The post quickly went viral, with offers of jobs, food, clothing, dental care and furniture, and Matt set up the GoFundMe account to raise money for a new home for the Blacks, along with a college education for Chauncy.
“Words can’t express my gratitude – I’m pinching myself,” Barbara tells PEOPLE. “I thought nobody cared anymore. But I see now that they do.”
On disability after years of ironing clothes to raise her seven adopted children (she has a multitude of health problems, including blood clots, high blood pressure and diabetes), “I did the best I could,” Barbara says. “The past few years, Chauncy has been taking care of me. He’s a good boy. I couldn’t ask for better.”
She and Chauncy say they also couldn’t ask for a better friend than Matt, who took a chance on a teenager he didn’t know in the parking lot that night.
“He’s the nicest person I’ve ever met,” Chauncy tells PEOPLE. “Nobody ever cared more than he did.”

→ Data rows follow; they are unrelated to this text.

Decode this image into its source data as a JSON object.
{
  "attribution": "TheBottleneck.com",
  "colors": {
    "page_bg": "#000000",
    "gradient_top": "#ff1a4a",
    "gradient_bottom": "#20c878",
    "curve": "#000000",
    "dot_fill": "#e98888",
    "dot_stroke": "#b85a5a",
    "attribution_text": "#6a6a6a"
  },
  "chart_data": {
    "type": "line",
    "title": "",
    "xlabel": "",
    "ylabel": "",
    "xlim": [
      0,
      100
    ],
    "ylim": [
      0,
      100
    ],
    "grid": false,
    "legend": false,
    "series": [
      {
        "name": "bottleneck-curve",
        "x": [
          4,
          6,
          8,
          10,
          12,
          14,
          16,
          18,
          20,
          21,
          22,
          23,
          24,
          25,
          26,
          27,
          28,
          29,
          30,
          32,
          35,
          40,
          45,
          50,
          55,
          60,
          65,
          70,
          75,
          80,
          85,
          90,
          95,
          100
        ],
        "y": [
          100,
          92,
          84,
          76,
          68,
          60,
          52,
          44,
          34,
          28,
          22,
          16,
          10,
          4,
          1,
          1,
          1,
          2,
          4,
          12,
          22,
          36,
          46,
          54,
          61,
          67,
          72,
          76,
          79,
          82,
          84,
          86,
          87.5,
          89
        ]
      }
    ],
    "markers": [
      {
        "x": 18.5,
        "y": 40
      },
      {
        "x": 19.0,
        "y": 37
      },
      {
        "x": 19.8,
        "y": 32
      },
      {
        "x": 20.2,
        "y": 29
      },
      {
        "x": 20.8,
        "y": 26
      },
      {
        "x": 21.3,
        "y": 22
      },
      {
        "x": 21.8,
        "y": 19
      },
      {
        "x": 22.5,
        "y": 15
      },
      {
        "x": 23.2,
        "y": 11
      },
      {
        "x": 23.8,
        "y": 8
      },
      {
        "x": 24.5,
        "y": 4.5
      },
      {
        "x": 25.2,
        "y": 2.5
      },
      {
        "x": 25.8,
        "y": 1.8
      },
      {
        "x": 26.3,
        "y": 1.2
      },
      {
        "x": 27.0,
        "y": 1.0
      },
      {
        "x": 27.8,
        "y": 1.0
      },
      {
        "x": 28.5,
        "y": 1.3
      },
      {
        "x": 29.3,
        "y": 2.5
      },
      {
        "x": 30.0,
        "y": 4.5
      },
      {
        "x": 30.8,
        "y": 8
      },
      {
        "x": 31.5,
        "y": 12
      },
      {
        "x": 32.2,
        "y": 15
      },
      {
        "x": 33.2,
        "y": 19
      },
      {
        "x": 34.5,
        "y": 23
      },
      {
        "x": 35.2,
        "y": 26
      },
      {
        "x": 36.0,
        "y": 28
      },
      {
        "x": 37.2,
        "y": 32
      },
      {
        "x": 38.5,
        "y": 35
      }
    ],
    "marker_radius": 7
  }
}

“He’s family, that’s what he is,” Barbara adds. “He’s in our lives forever now. He’s family.”